Like everything in life it is impossible to be all things to all people. Any product that aims to please everyone will likely end up pleasing no one. And in the world of events trying to please just one demanding event organiser can be hard enough!
So how do event technology companies work out what organisers want?
How do tech providers hone their carefully crafted masterpieces to ensure what they have created will be used by organisers? This was one of the key questions asked of the event organiser attendees at Event Tech Circus in Amsterdam in May and it will be a core discussion at Europe’s signifiant other event technology get together “Tech Fest” held in London on the 18th and 19th of July.
What organisers consider when choosing event technology
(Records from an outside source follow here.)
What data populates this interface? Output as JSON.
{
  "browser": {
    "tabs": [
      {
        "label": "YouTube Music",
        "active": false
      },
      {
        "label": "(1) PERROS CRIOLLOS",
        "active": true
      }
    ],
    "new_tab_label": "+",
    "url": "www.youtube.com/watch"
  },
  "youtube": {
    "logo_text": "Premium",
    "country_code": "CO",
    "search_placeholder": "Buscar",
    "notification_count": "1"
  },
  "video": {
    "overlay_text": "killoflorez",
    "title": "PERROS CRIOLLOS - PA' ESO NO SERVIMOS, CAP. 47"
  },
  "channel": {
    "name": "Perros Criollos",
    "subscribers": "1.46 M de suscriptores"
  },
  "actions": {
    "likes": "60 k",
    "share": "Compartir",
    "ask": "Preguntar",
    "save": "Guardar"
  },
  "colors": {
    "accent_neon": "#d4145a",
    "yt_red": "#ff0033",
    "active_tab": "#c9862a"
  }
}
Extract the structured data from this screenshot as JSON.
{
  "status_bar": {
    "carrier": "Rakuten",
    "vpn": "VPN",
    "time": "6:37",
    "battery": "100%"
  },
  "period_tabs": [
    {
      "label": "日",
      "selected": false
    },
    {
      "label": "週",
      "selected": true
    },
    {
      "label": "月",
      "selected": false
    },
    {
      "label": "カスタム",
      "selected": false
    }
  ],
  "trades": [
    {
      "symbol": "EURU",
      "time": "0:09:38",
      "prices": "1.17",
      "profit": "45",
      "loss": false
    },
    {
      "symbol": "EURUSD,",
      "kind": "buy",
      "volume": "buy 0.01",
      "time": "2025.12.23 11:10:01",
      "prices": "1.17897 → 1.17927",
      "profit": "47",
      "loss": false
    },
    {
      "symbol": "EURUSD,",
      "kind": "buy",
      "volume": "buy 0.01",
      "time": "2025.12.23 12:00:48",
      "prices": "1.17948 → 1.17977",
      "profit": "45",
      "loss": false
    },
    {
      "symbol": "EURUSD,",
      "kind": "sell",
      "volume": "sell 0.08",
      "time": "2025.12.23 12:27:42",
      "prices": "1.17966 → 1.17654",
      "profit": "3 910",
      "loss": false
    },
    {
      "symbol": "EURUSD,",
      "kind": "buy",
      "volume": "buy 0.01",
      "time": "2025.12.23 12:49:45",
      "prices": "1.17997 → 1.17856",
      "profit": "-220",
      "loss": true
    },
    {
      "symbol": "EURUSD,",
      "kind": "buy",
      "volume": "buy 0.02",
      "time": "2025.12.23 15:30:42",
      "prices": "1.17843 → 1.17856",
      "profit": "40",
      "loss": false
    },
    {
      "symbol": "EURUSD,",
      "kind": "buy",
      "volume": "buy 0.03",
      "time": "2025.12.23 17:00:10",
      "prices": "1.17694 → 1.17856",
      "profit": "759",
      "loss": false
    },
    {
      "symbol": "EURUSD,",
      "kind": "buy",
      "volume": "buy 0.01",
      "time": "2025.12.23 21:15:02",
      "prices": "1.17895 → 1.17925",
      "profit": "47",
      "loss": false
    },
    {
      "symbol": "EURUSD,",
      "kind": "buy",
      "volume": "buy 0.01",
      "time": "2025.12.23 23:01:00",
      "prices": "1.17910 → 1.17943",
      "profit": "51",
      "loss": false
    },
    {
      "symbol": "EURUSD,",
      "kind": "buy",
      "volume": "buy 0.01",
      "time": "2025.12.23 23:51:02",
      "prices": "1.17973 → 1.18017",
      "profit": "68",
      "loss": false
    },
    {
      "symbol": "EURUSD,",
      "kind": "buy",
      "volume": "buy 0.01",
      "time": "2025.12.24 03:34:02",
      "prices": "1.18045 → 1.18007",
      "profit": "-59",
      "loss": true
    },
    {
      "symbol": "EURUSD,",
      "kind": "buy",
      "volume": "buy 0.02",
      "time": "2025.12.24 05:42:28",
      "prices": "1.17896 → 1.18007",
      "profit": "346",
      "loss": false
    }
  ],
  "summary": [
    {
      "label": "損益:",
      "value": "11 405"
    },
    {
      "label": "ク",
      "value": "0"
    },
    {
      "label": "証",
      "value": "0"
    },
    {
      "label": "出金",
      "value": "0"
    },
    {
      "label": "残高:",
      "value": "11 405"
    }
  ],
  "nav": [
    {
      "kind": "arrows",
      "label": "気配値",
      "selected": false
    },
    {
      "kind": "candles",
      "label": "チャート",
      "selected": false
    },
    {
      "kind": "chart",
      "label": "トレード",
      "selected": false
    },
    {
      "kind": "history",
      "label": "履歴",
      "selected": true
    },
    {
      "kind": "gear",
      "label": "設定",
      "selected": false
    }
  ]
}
When deciding on the winning startup at Event Tech Circus – which would in the end go to the wonderful Conferize – the 30 tech savvy organisers from across Europe were asked to list the areas they considered important when weighing up event technology. The attendees felt confident that their list would help other organisers make the tough decision: in which event technology to place their money and their faith.
Peer-to peer generated content
One of the objectives of Event Tech Circus Amsterdam was to try to bring the sometimes distant event communities of organisers and tech companies closer together. Who knows where the list will end up after that! The list is “open source” and is designed to be a starting point for other organisers to build on. In that spirit the organisers attending Tech Fest will take this participant generated list one step further with the aim to prioritise the points in order of importance.
So, in no particular order, a list from organisers about event technology
1. Value to the organiser AND value to the attendee.
Technology should be able to demonstrate its value to the organiser, the attendee or both very clearly. Technology that struggles to define and demonstrate its value will struggle to pick up sales.
2. Fit for purpose.
The technology has to simply do what it says it will. Even in the alpha or beta stages organisers expect to be able to have a functional project.
Technology has to save organisers time. If it doesn’t do this it will unlikely get out of the starting block.
4. Ease of use.
Eventprofs expect to be up and running with technology in a short period of time. Even technology that can demonstrate value has to be easy to use.
5. Return on investment.
It was interesting that “cost” wasn’t on the list; evidence that event organisers are willing to pay for technology that demonstrates ROI.
6. Service and support.
Event technology has to be backed up by great service and great support. Even if the end user of the technology is the attendee and not the organiser, demanding planners expect that level of service and support to extend to their end users.
7. Online and offline.
Event organisers demanded technology that was able to be native AND on the cloud. This is no doubt down to the issues around WiFi at events as well as the fact that organisers are often away from their desks. They need 24/7 access to up to date event technology no matter the environment.
8. Fun and engaging.
If organisers are going to spend a lot of time with a particular bit of event technology then it better be engaging. The same goes for that technology if they are going to ask their attendees to use it: it has to look good and be well designed.
With events being increasingly global organisers are demanding geographically tailored event technology products.
10. Integration / API.
Being able to integrate new pieces of event technology with your favourite existing ones was a big bonus for planners.
11. Sign in via other channels.
For technologies used by both the organiser and their attendees being about to socially sign easily made the list.
If your event technology worked for one event, suppliers better be able to quickly demonstrate that they can upscale that technology to cope with more attendees and more events.
13. Innovation and disruptive.
Planners are not just looking for the disruptive start-up but they are keen to engage with established technology that does things differently.
14. Multi-functional platform.
Organisers were keen to see a lot of tech services on one platform.
We can’t wait to see what our attendees will do with the list at Tech Fest![iphorm id=”8″ name=”Events in 2013 (duplicate)”]